This book, written with science journalist Erik Conway, is about the absence of reasoned action — and not just when the issue is global warming. The real shocker of this book is that it takes us, in just 274 brisk pages, through seven scientific issues that called for decisive government regulation and didn’t get it, sometimes for decades, because a few scientists sprinkled doubt-dust in the offices of regulators, politicians and journalists. Suddenly the issue had two sides. Better not to do anything until we know more.
Truth in science is a process: research, followed by scientific writing, followed by peer review. In this way, mistakes are corrected, findings refined, validity confirmed. But the interests of scientists on the payroll of, say, R.J. Reynolds Tobacco wasn’t truth. “They were not interested in finding facts,” Oreskes and Conway write. “They were interested in fighting them.
Here’s the absolute stunner — some of the scientists who were on the payroll of tobacco companies turn out to be the very same scientists now working for oil and coal companies to create confusion about global warming.
Why you may ask, would scientists who once had impressive reputations pose as “experts” on topics which they have no history of expertise?
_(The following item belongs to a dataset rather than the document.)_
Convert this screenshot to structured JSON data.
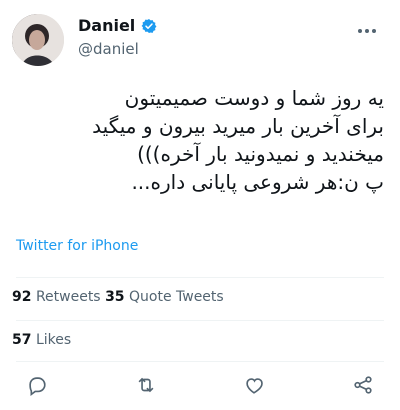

Frederick Seitz and Fred Singer — the most visible of the tobacco-causes-cancer and man-causes-global-warming deniers — were both physicists. Long ago, Seitz helped built the atomic bomb; long ago, Singer developed satellites. Both were politically conservative. Both supported the War in Vietnam and politicians who were obsessed with the Soviet threat. Both were patriots who believed that defending business had something to do with defending freedom. And both were beneficiaries of the strategy that John Hill, Chairman and CEO of the Hill & Knowlton public relations firm, laid out for tobacco executives in 1953: “Scientific doubts should remain.” The way to encourage doubt? Call for “more research” — and fund it.
You can imagine what this did to media coverage in our country. As early as the 1930s, German scientists had shown that cigarettes caused lung cancer. (No one smoked around Hitler.) By the early 1960s, scientists working for American tobacco companies agreed — nicotine was “addictive” and its smoke was “carcinogenic.” But the incessant call for more research and “balanced” journalism kept the smoking controversy alive until 2006, when a federal judge found the tobacco industry guilty under the RICO statute (that is, guilty of a criminal pattern of fraud.) Fifty years of doubt! Impressive.
“The tobacco road would lead through Star Wars, nuclear winter, acid rain and the ozone hole, all the way to global warming,” Oreskes and Conway write. You may want to read the tobacco stories, skim the middle chapters, and then re-focus on global warming, the subject of the book’s second half. There you can thrill to the argument that the sun is to blame. You can revel in the attacks on environmental scientists (they’re all Luddites, and some are probably pinkos). You can see politics trump science. (The attack on Rachel Carson, who first alerted us to the dangers of DDT, is especially potent. In a novel, Michael Crichton had a character say,”Banning DDT killed more people than Hitler. It was so safe you could eat it.”) Fifty-six “environmentally skeptical” books were published in the 1990s — and 92% of them were linked to a network of right-wing foundations.
I try to have compassion for the failings of others, hoping that they might have compassion for my failings, but I have trouble thinking that these scientists and the CEOs who hired them were misguided or confused or even blinded by the incessant need for profit. I now think there really might be such a thing as Evil. In their book, Oreskes and Conway do a great public service — they give us their names of the villains and tell us their stories.